Harmonic Throws, Beatmap and SOJUP had some setup information on the patterns, that were not relating to the throws themselves but are still required to view the patterns through the lens of the system. When you quickly want to write down a trick, this extra writing can be annoying.

Harmonic Throws has the time signature and the starting position of the balls.

SOJUP has the orientation of the juggler to the viewer, and the orientation of each diagram.

Beatmap has the list of keys, and sometimes their definitions.

A system that does not need this kind of setup may be more suitable to write down single tricks. With longer choreographies the extra effort and space for the setup becomes a smaller proportion of the whole transcription.

Default information

MMSTD and Beatmap included a lot of information that could be considered ‘default’, and could perhaps be omitted for more clarity. In MMSTD every uncrossed inside throw was specifically mentioned, whereas in the other systems this is simply assumed. In beatmap, every hand is notated on every beat, even if it is doing nothing. This added a lot of 1s to the notation. Also in beatmap a site that only performs one action in a sequence still takes up a whole column of space, as can for example be seen in the head roll.

Graphical vs textual

SOJUP and Harmonic Throws are graphical notation systems. This has the benefit of being able to compress more information in a single symbol so it could theoretically be smaller. However, as the characters are foreign or are more detailed than a text character, and because both in SOJUP and in Harmonic Throws the symbols are placed on a grid, they arguably take more space than their text based counterparts.

SOJUP is extra difficult to write as it requires the use of multiple colors, black, and grey and red.

It would require another study to find out if graphical systems can be read faster than the text based ones, but surely it would at the very least take a lot of practice to get up to speed. I find it easier to work with the text based systems.

Another benefit of text based systems is that they can be typed on a keyboard and can be sent through any messaging service.

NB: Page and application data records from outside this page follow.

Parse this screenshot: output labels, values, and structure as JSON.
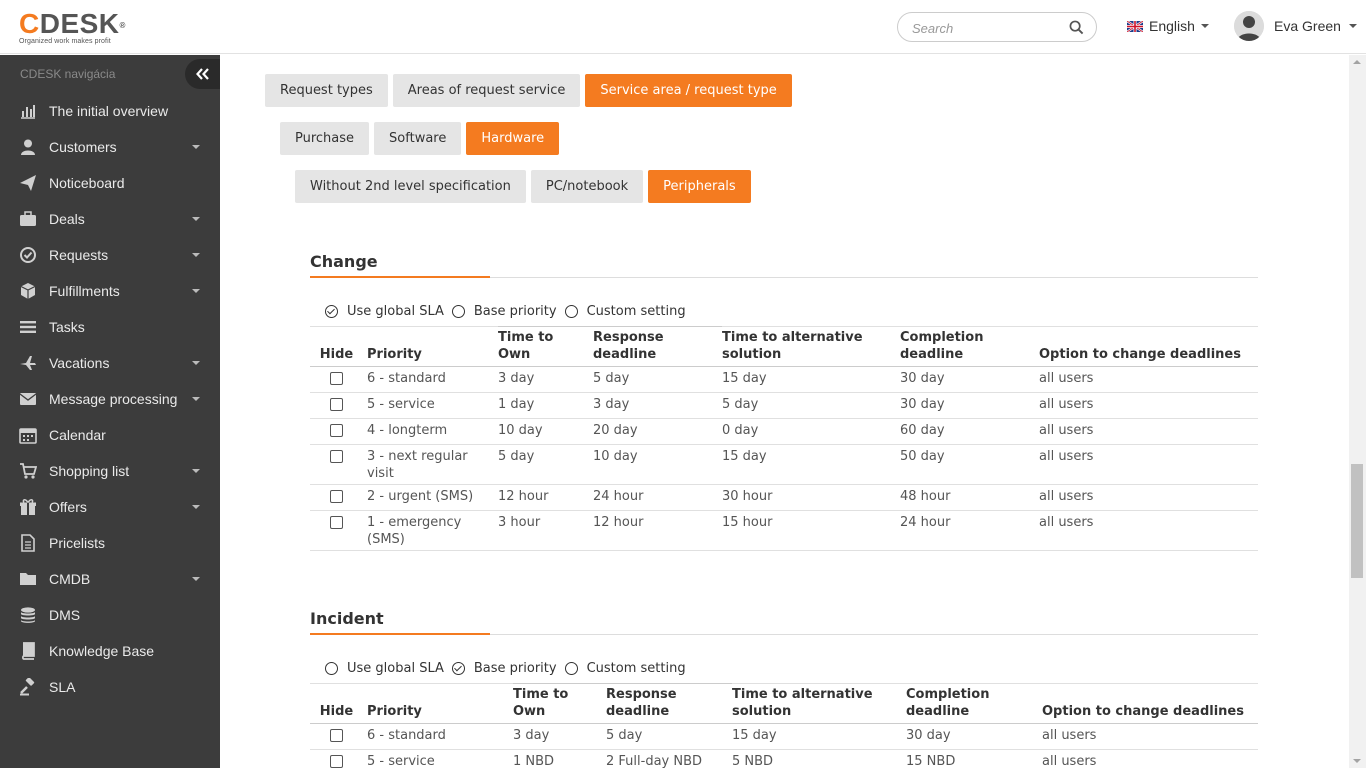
{
  "header": {
    "logo_text": "CDESK",
    "logo_registered": "®",
    "logo_tagline": "Organized work makes profit",
    "search_placeholder": "Search",
    "language": "English",
    "user_name": "Eva Green"
  },
  "sidebar": {
    "title": "CDESK navigácia",
    "collapse_icon": "double-chevron-left-icon",
    "items": [
      {
        "label": "The initial overview",
        "icon": "bar-chart-icon",
        "has_submenu": false
      },
      {
        "label": "Customers",
        "icon": "user-icon",
        "has_submenu": true
      },
      {
        "label": "Noticeboard",
        "icon": "paper-plane-icon",
        "has_submenu": false
      },
      {
        "label": "Deals",
        "icon": "briefcase-icon",
        "has_submenu": true
      },
      {
        "label": "Requests",
        "icon": "check-circle-icon",
        "has_submenu": true
      },
      {
        "label": "Fulfillments",
        "icon": "cube-icon",
        "has_submenu": true
      },
      {
        "label": "Tasks",
        "icon": "list-icon",
        "has_submenu": false
      },
      {
        "label": "Vacations",
        "icon": "plane-icon",
        "has_submenu": true
      },
      {
        "label": "Message processing",
        "icon": "envelope-icon",
        "has_submenu": true
      },
      {
        "label": "Calendar",
        "icon": "calendar-icon",
        "has_submenu": false
      },
      {
        "label": "Shopping list",
        "icon": "cart-icon",
        "has_submenu": true
      },
      {
        "label": "Offers",
        "icon": "gift-icon",
        "has_submenu": true
      },
      {
        "label": "Pricelists",
        "icon": "document-icon",
        "has_submenu": false
      },
      {
        "label": "CMDB",
        "icon": "folder-icon",
        "has_submenu": true
      },
      {
        "label": "DMS",
        "icon": "database-icon",
        "has_submenu": false
      },
      {
        "label": "Knowledge Base",
        "icon": "book-icon",
        "has_submenu": false
      },
      {
        "label": "SLA",
        "icon": "gavel-icon",
        "has_submenu": false
      }
    ]
  },
  "tabs_level1": [
    {
      "label": "Request types",
      "active": false
    },
    {
      "label": "Areas of request service",
      "active": false
    },
    {
      "label": "Service area / request type",
      "active": true
    }
  ],
  "tabs_level2": [
    {
      "label": "Purchase",
      "active": false
    },
    {
      "label": "Software",
      "active": false
    },
    {
      "label": "Hardware",
      "active": true
    }
  ],
  "tabs_level3": [
    {
      "label": "Without 2nd level specification",
      "active": false
    },
    {
      "label": "PC/notebook",
      "active": false
    },
    {
      "label": "Peripherals",
      "active": true
    }
  ],
  "radio_labels": {
    "global": "Use global SLA",
    "base": "Base priority",
    "custom": "Custom setting"
  },
  "columns": {
    "hide": "Hide",
    "priority": "Priority",
    "time_to_own": "Time to Own",
    "response_deadline": "Response deadline",
    "time_to_alternative": "Time to alternative solution",
    "completion_deadline": "Completion deadline",
    "option_to_change": "Option to change deadlines"
  },
  "sections": [
    {
      "title": "Change",
      "selected_radio": "global",
      "rows": [
        {
          "priority": "6 - standard",
          "own": "3 day",
          "response": "5 day",
          "alternative": "15 day",
          "completion": "30 day",
          "option": "all users"
        },
        {
          "priority": "5 - service",
          "own": "1 day",
          "response": "3 day",
          "alternative": "5 day",
          "completion": "30 day",
          "option": "all users"
        },
        {
          "priority": "4 - longterm",
          "own": "10 day",
          "response": "20 day",
          "alternative": "0 day",
          "completion": "60 day",
          "option": "all users"
        },
        {
          "priority": "3 - next regular visit",
          "own": "5 day",
          "response": "10 day",
          "alternative": "15 day",
          "completion": "50 day",
          "option": "all users"
        },
        {
          "priority": "2 - urgent (SMS)",
          "own": "12 hour",
          "response": "24 hour",
          "alternative": "30 hour",
          "completion": "48 hour",
          "option": "all users"
        },
        {
          "priority": "1 - emergency (SMS)",
          "own": "3 hour",
          "response": "12 hour",
          "alternative": "15 hour",
          "completion": "24 hour",
          "option": "all users"
        }
      ]
    },
    {
      "title": "Incident",
      "selected_radio": "base",
      "rows": [
        {
          "priority": "6 - standard",
          "own": "3 day",
          "response": "5 day",
          "alternative": "15 day",
          "completion": "30 day",
          "option": "all users"
        },
        {
          "priority": "5 - service",
          "own": "1 NBD",
          "response": "2 Full-day NBD",
          "alternative": "5 NBD",
          "completion": "15 NBD",
          "option": "all users"
        }
      ]
    }
  ],
  "colors": {
    "accent": "#f47b20",
    "sidebar_bg": "#3c3c3c",
    "tab_bg": "#e5e5e5"
  }
}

With a graphical system a pencil or graphics editor is required, making it much more of a hassle to write, edit and share notations.

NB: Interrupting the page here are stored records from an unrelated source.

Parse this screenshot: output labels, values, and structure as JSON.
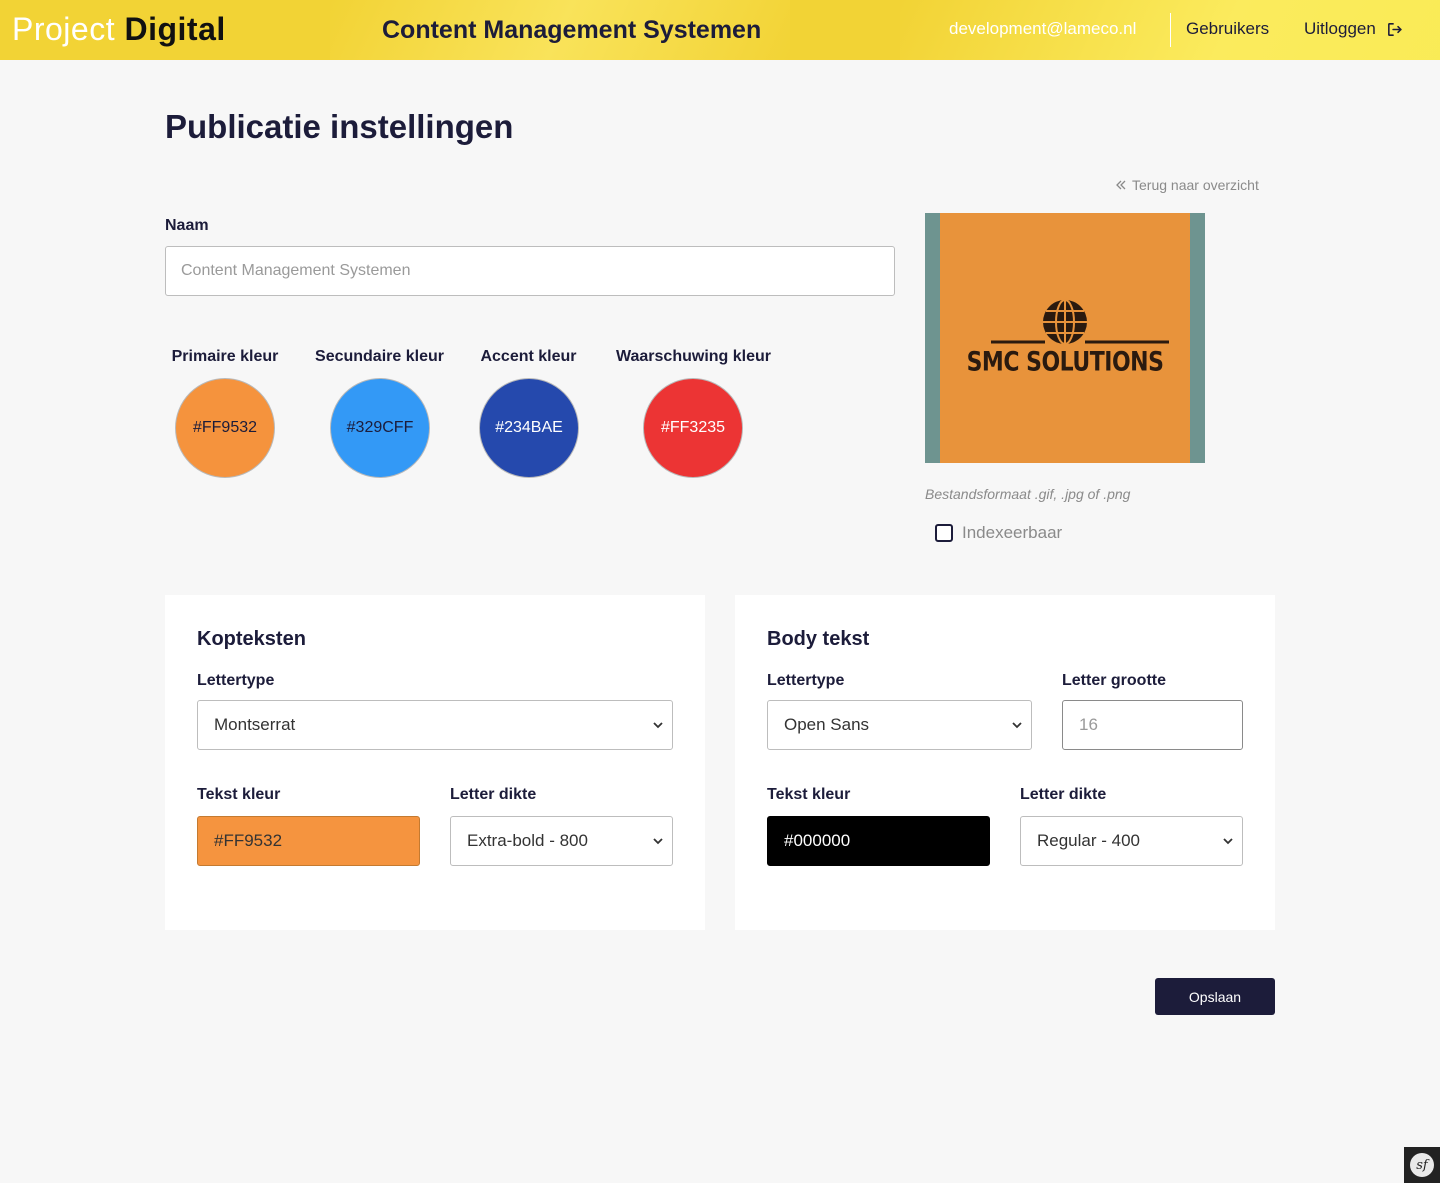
{
  "header": {
    "brand_light": "Project ",
    "brand_bold": "Digital",
    "title": "Content Management Systemen",
    "user_email": "development@lameco.nl",
    "nav_users": "Gebruikers",
    "nav_logout": "Uitloggen"
  },
  "page": {
    "title": "Publicatie instellingen",
    "back_link": "Terug naar overzicht"
  },
  "form": {
    "name_label": "Naam",
    "name_placeholder": "Content Management Systemen",
    "colors": [
      {
        "label": "Primaire kleur",
        "value": "#FF9532",
        "hex": "#f5933d",
        "text_color": "#1c1c3a"
      },
      {
        "label": "Secundaire kleur",
        "value": "#329CFF",
        "hex": "#3399f6",
        "text_color": "#1c1c3a"
      },
      {
        "label": "Accent kleur",
        "value": "#234BAE",
        "hex": "#2549ad",
        "text_color": "#ffffff"
      },
      {
        "label": "Waarschuwing kleur",
        "value": "#FF3235",
        "hex": "#ec3434",
        "text_color": "#ffffff"
      }
    ],
    "logo_text": "SMC SOLUTIONS",
    "file_hint": "Bestandsformaat .gif, .jpg of .png",
    "indexable_label": "Indexeerbaar"
  },
  "headings_card": {
    "title": "Kopteksten",
    "font_label": "Lettertype",
    "font_value": "Montserrat",
    "color_label": "Tekst kleur",
    "color_value": "#FF9532",
    "color_hex": "#f5943f",
    "weight_label": "Letter dikte",
    "weight_value": "Extra-bold - 800"
  },
  "body_card": {
    "title": "Body tekst",
    "font_label": "Lettertype",
    "font_value": "Open Sans",
    "size_label": "Letter grootte",
    "size_value": "16",
    "color_label": "Tekst kleur",
    "color_value": "#000000",
    "color_hex": "#000000",
    "weight_label": "Letter dikte",
    "weight_value": "Regular - 400"
  },
  "actions": {
    "save_label": "Opslaan"
  }
}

Elegance/complexity/simplicity conclusion

MMSTD, Beatmap, Harmonic throws and SOJUP all have some downsides considering elegance and complexity, as mentioned above.

I consider siteswaps, BTN, Rhythmic Catches and IMBO to be better as they are no more extensive than they need to be. They have no left or right, they have no setup, they make use of default assumptions to avoid redundancy and they are textual.

To me, this elegance is a really important feature of a notation system, I will be much less likely to use one if I consider it to be a hassle to use.